I finished part 3 of the Knight’s Tale this morning, with Palamon’s prayers to Venus, and Emily’s devotions to Diana, and Arcite’s pleas to Mars, ending with Saturn’s intervention. Are the descriptions of the three shrines intended to be over-elaborate? The problem with reading 14th century poetry is that I know little about the period or its literature, although I gather Chaucer’s masterpiece makes no mention of several political events of note, such as the Peasant’s Revolt of 1381. Could one write a novel about British people in 2017 without bringing up the 2003 invasion of Iraq? Perhaps.
Chapter 2 of Bennett & Royle deals with reader-response theory, which it discusses using Percy Bysshe Shelley’s poem Ozymandias (1818). During my initial reading of the first seven chapters of Bennett & Royle, I made detailed notes from this chapter, and necessarily so. This is foundational stuff and I must become familiar with the names and concepts associated with this school of criticism. The ideas surrounding reader-response theory are particularly pertinent to my theoretical preference, postcolonialism.

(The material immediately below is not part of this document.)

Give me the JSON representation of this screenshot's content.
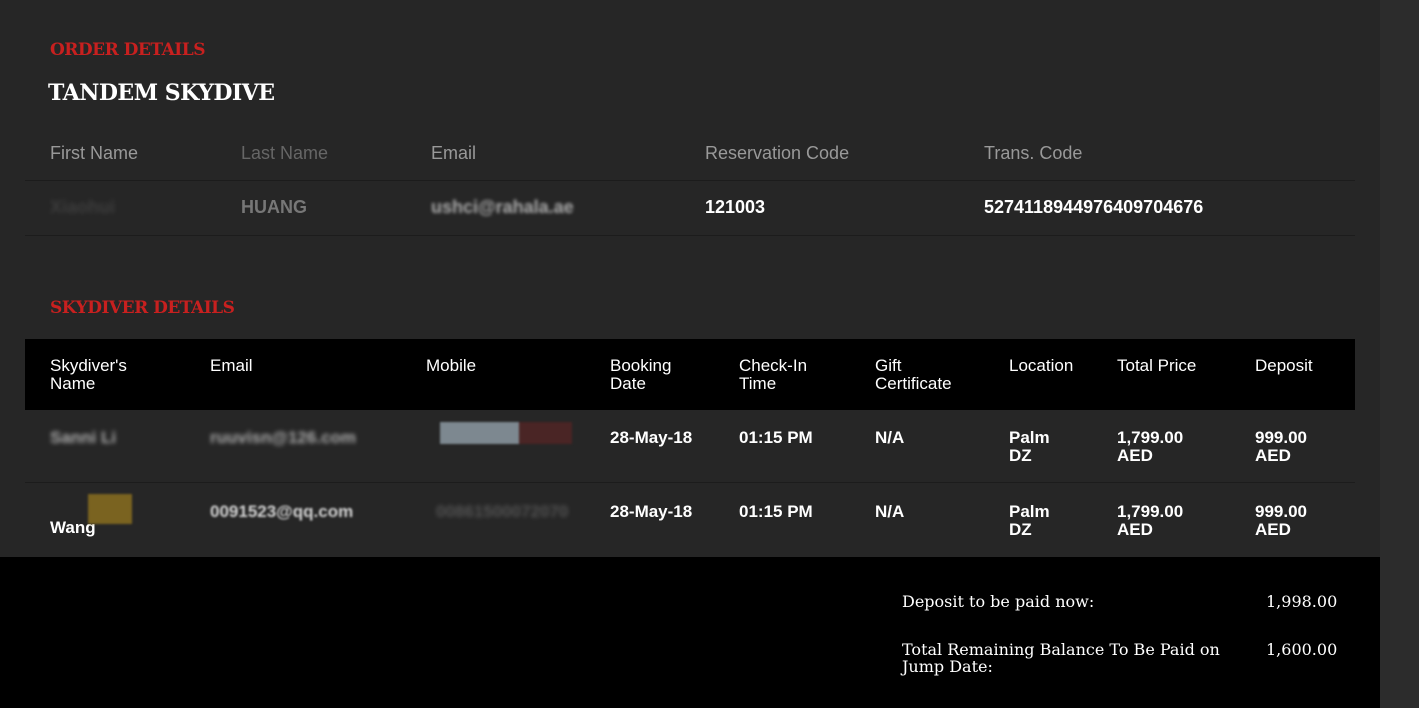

In yesterday’s journal, I forgot to make mention that I’m also reading Virginia Woolf’s A Room of One’s Own (1929). I recall Woolf’s essay being mentioned in a few literary textbooks I’ve read this year, but only in passing, mentioning her opinions rather dogmatically, as I recall, on single matters and without much context. That’s the trouble with reductive and passing analyses – they inevitably misrepresent. The first chapter, for example, compares the difficulty of financing a women’s college at Oxbridge with the long-established male ones, and includes the oft-mentioned incident of Woolf being refused entry to a library. But did this event she describes actually take place? Woolf’s essay “makes use of all the liberties and license of a novelist”, and although there is no doubt that women were refused entry to college libraries in the manner stated, the two days that Woolf describes in her essay are literary illustration of general facts rather the undisputed autobiographical truth. Of course, the incident may well be factual, but without consulting a biography, I can’t be sure. Autodidactic study can be frustrating, sometimes: there’s no lecturer walking down the corridor to consult in passing.

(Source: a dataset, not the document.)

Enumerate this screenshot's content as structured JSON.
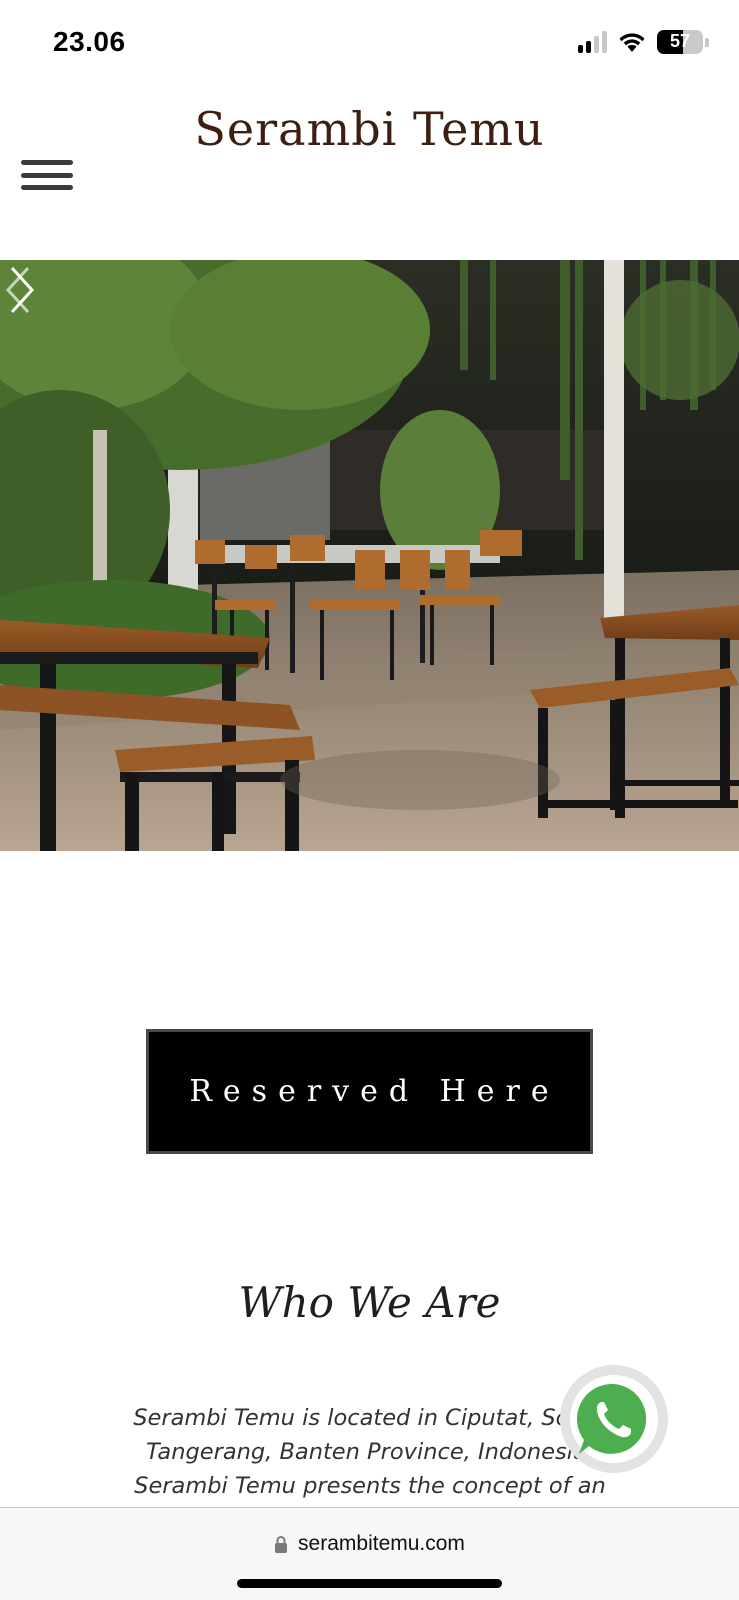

Chapter 1 of Lila Abu-Lughod’s Do Muslim Women Need Saving? (Harvard University Press, 2015) explores how the burka was used to justify the US invasion of Afghanistan post 9/11 in a way which resembled the colonial feminism of European imperialism (see especially Lord Cromer), and deconstructs the condescending rhetoric that claims Afghan women (and Muslim women generally) need to be ‘saved’. Rather, there is a need for solidarity and alliances between women of different nations based on mutual understanding. Such understandings can only take place when people are aware of the history, politics and culture surrounding the status of women in non-European nations, and the contribution of Western foreign and economic policy to their oppression.
Last of all, I began the first chapter of Susan Aberth’s Leonora Carrington: Surrealism, Alchemy and Art (Lund Humphries, 2010), up to the point where she started school. Her childhood home – Crookhey Hall – looks enchanting. Reading about her Irish Mother and Nanny and the stories of the Sidhe she heard as a child makes me wish I was more familiar with Irish folklore: Shall I put Jeffrey Gantz’s Early Irish Myths and Sagas (Penguin, 2000) on my reading list? I grew up in a faceless three-bedroomed terrace house deep in suburban Essex. The only mythology I knew was Star Trek. No wonder I always associate the best of my childhood with the woods I played in.
Five books is too many to read at one time. Even four. There is not enough time to write my journal and make notes. Sadly, I need to put aside two of the above titles for now.